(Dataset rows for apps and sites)
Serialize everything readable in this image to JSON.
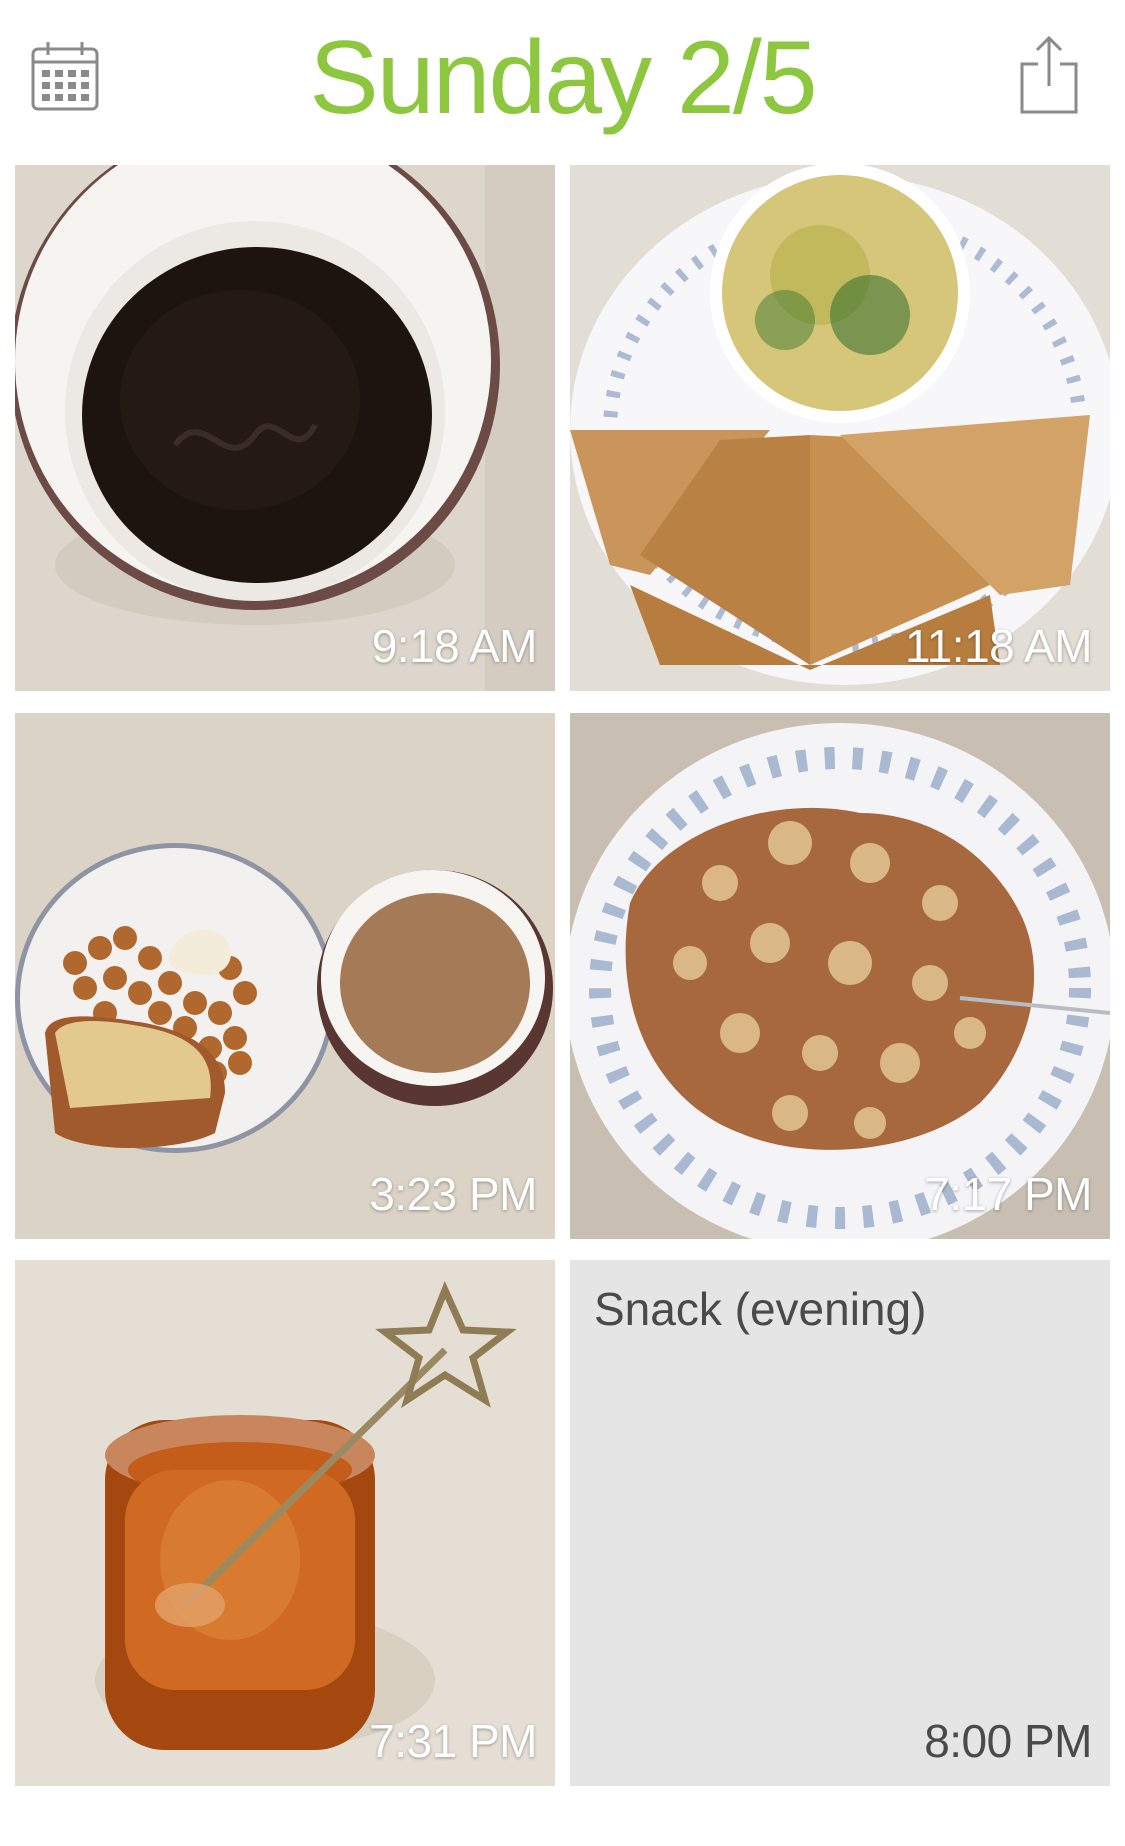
{
  "header": {
    "title": "Sunday 2/5",
    "title_color": "#8dc63f",
    "calendar_icon": "calendar-icon",
    "share_icon": "share-icon"
  },
  "meals": [
    {
      "time": "9:18 AM",
      "photo": "black-coffee-cup"
    },
    {
      "time": "11:18 AM",
      "photo": "quesadilla-with-egg-bowl"
    },
    {
      "time": "3:23 PM",
      "photo": "chickpeas-toast-and-tea"
    },
    {
      "time": "7:17 PM",
      "photo": "cauliflower-stir-fry"
    },
    {
      "time": "7:31 PM",
      "photo": "honey-jar-with-star-spoon"
    },
    {
      "time": "8:00 PM",
      "label": "Snack (evening)"
    }
  ],
  "colors": {
    "icon_gray": "#8a8a8a",
    "empty_tile": "#e5e5e5"
  }
}
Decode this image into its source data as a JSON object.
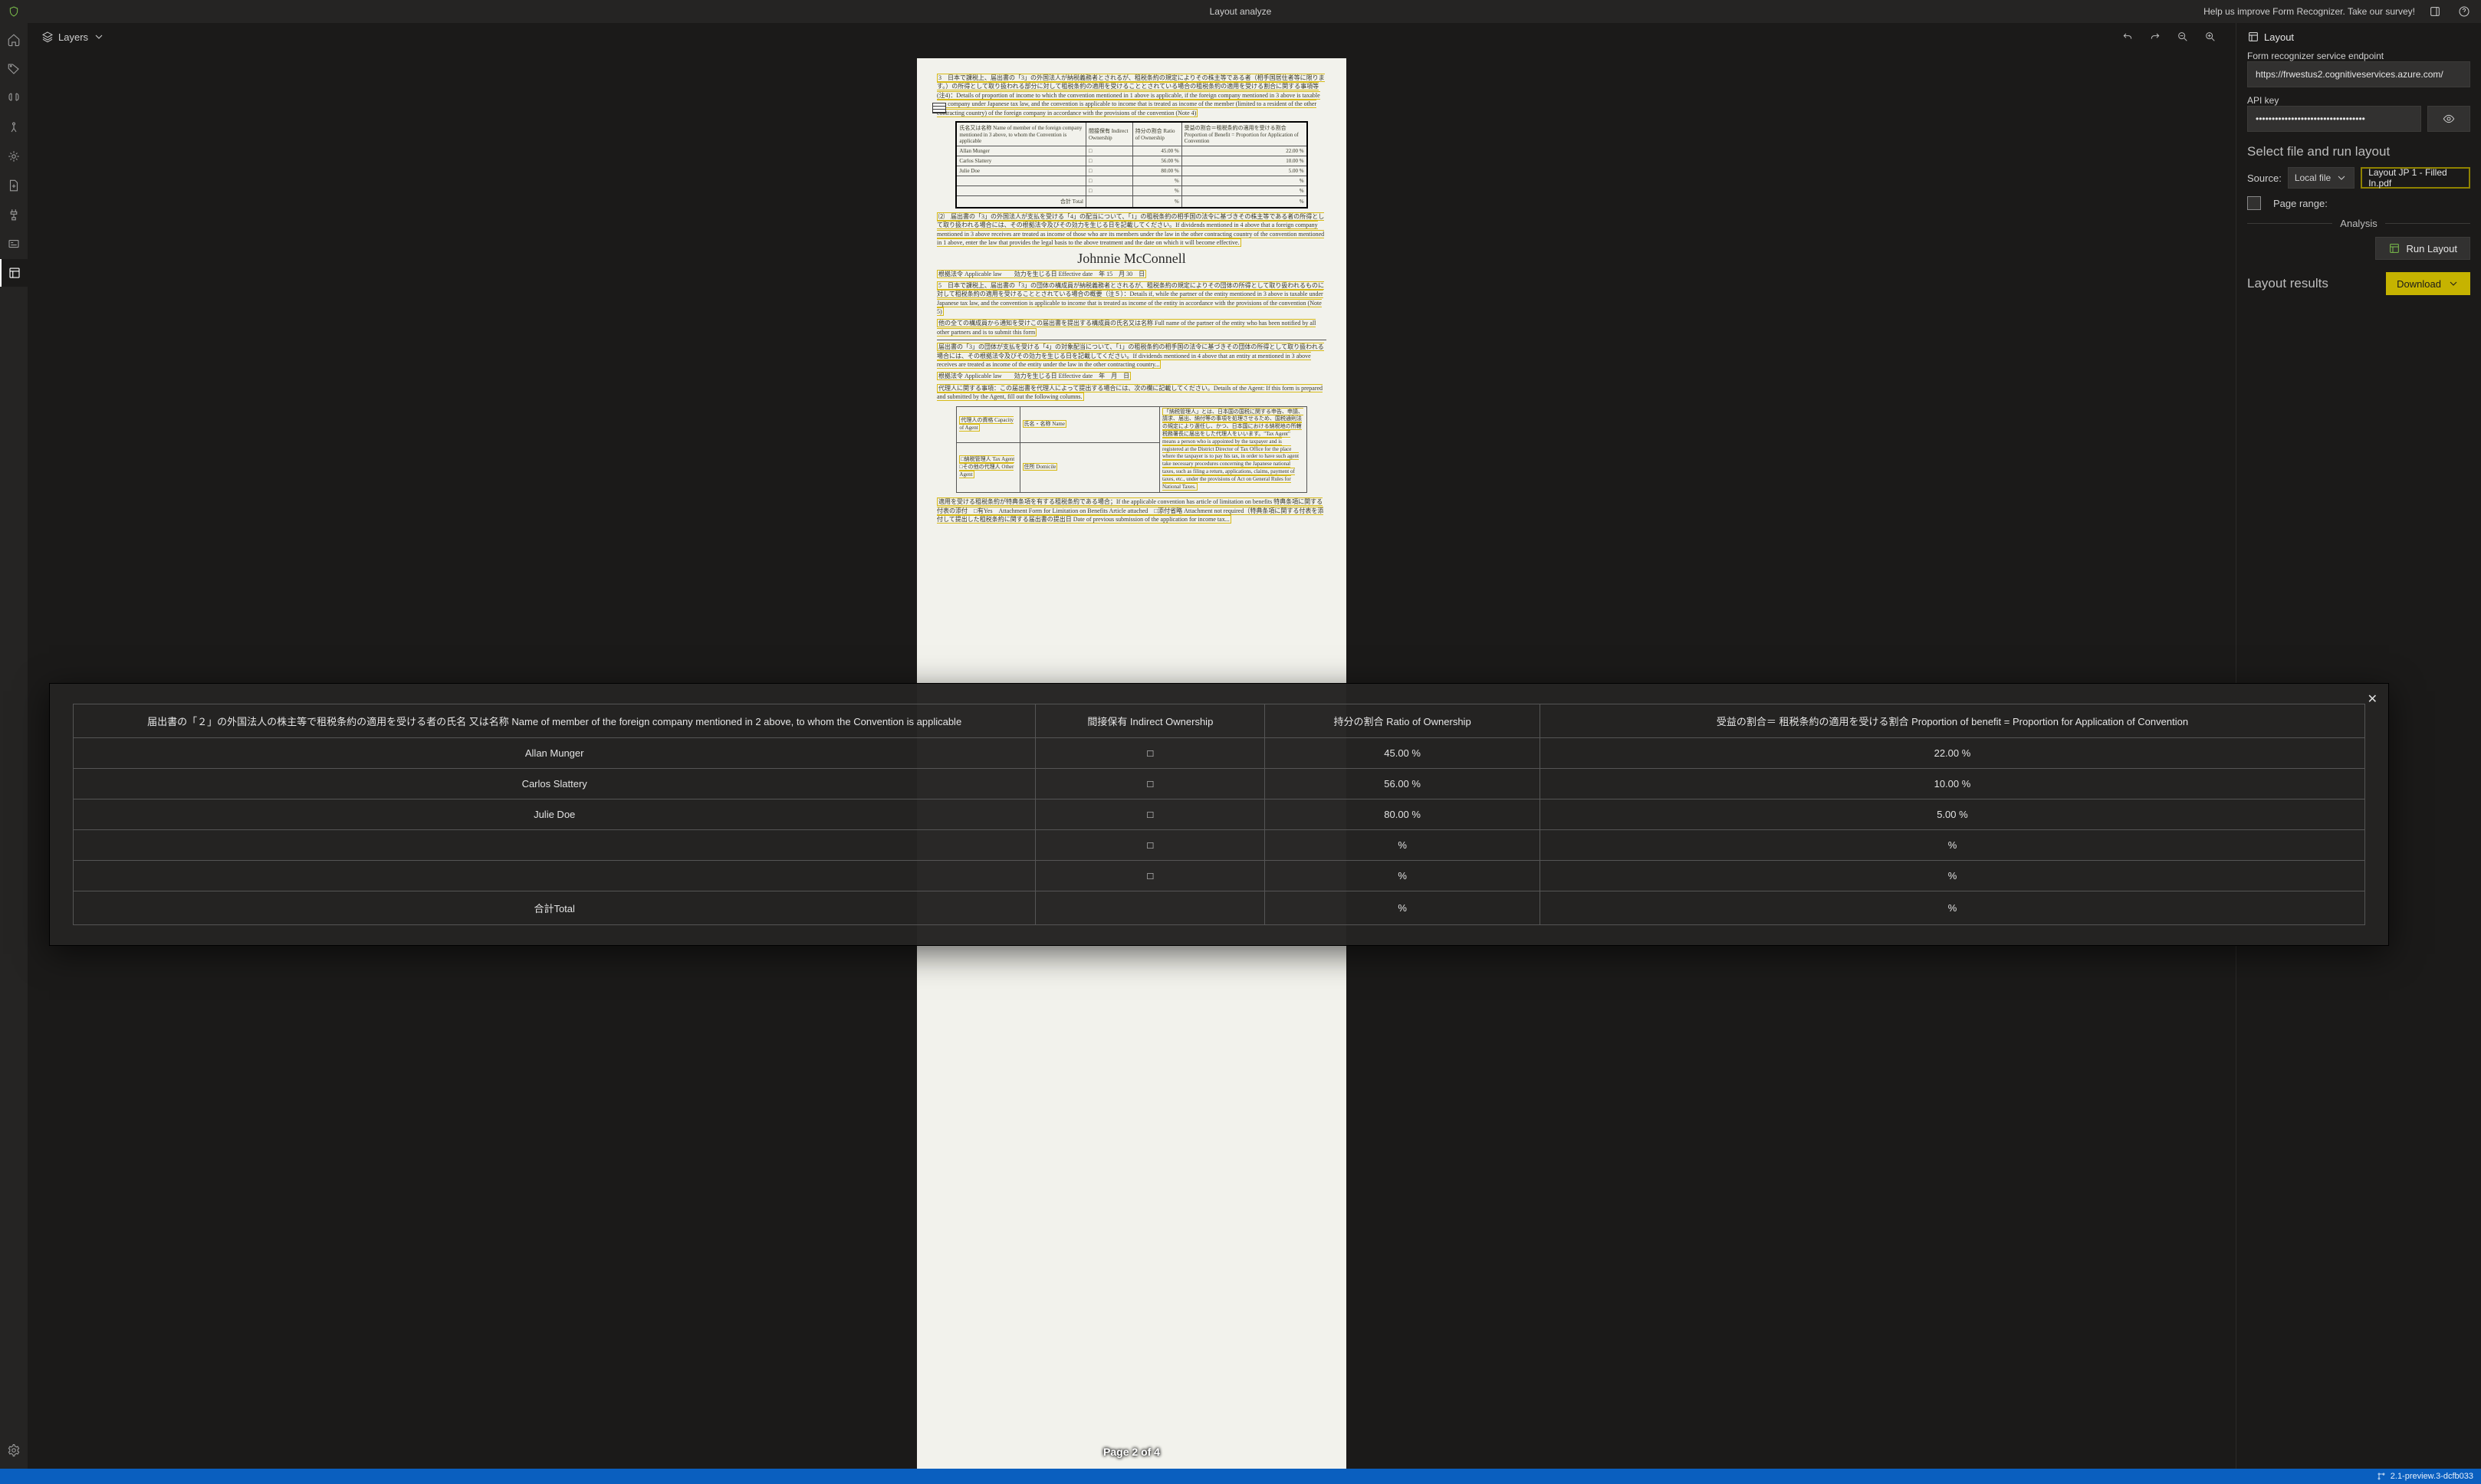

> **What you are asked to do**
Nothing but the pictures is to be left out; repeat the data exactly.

> **Answer box**
Serialize everything readable in this image to JSON.
{
  "header": {
    "title": "Sunday 2/5",
    "title_color": "#8dc63f",
    "calendar_icon": "calendar-icon",
    "share_icon": "share-icon"
  },
  "meals": [
    {
      "time": "9:18 AM",
      "photo": "black-coffee-cup"
    },
    {
      "time": "11:18 AM",
      "photo": "quesadilla-with-egg-bowl"
    },
    {
      "time": "3:23 PM",
      "photo": "chickpeas-toast-and-tea"
    },
    {
      "time": "7:17 PM",
      "photo": "cauliflower-stir-fry"
    },
    {
      "time": "7:31 PM",
      "photo": "honey-jar-with-star-spoon"
    },
    {
      "time": "8:00 PM",
      "label": "Snack (evening)"
    }
  ],
  "colors": {
    "icon_gray": "#8a8a8a",
    "empty_tile": "#e5e5e5"
  }
}
Decode this image into its source data as a JSON object.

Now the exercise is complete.